Patrick Ostronic’s representation of me (and Ali Akbar, Stacy McCain, and Aaron Walker at various stages of the first case) in a couple of lawsuits filed by Brett Kimberlin was purely voluntary. He learned about the Popehat signal going up because of the Kimberlin v. Walker, et al. lawsuit while reading Instapundit, read Ken White’s post, and decided to represent me. I’m thankful that Ken White and Glenn Reynolds helped by publicizing the first Kimberlin case, and I’m especially grateful for Patrick Ostronic, his commitment to the First Amendment, and his pro bono representation of me in two of the four lawsuits The Dread Pro-Se Kimberlin has filed against me.
In one case, a lawyer read about a situation and volunteered his services to represent a defendant. In the other case, a lawyer was drafted by a court to represent a plaintiff who claimed pauper status while reporting a middle class income. The Gentle Reader may decide for himself if either case involves freeloading.
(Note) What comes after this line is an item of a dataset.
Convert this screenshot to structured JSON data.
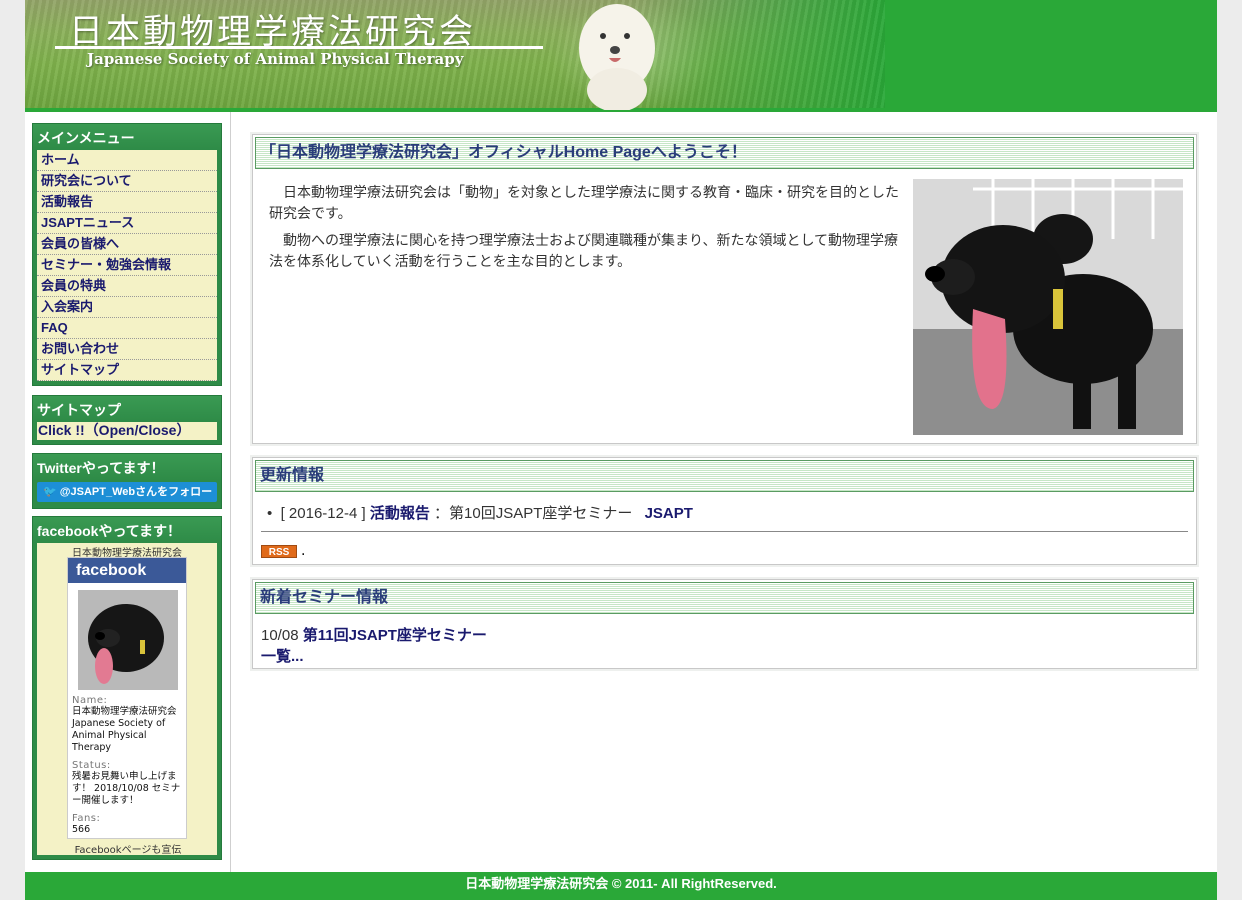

It’s no surprise that the Kimberlins did not properly cooperate with discovery in the Walker v. Kimberlin, et al. lawsuit. (The Dread Pro-Se Kimberlin only submitted a disorganized, half-assed pile of non-admissible documents to our discovery requests for Kimberlin v. Walker, et al. after Judge McGann threatened him with not being able to introduce any evidence at trial.) As a result their non-compliance, Aaron Walker filed a motion to compel. Since that initial motion to compel, the twists and turns of the case have made it advisable for Aaron to supplement his original motion.
Based on the Kimberlins’ non-response to discovery sought by Aaron Walker in the Walker v. Kimberlin, et al. lawsuit, Aaron filed several motion withs the court, including a motion in limine requesting that the court disallow any testimony by Tetyana Kimberlin because she invoked her Fifth Amendment right against self-incrimination rather than answer deposition questions. [Aside: In limine is Latin for “at the edge.” A motion in limine is usually filed before a trial begins (at the edge of the trial) and seeks to exclude inadmissible evidence.] Here is Tetyana Kimberlin’s opposition to Aaron’s motion.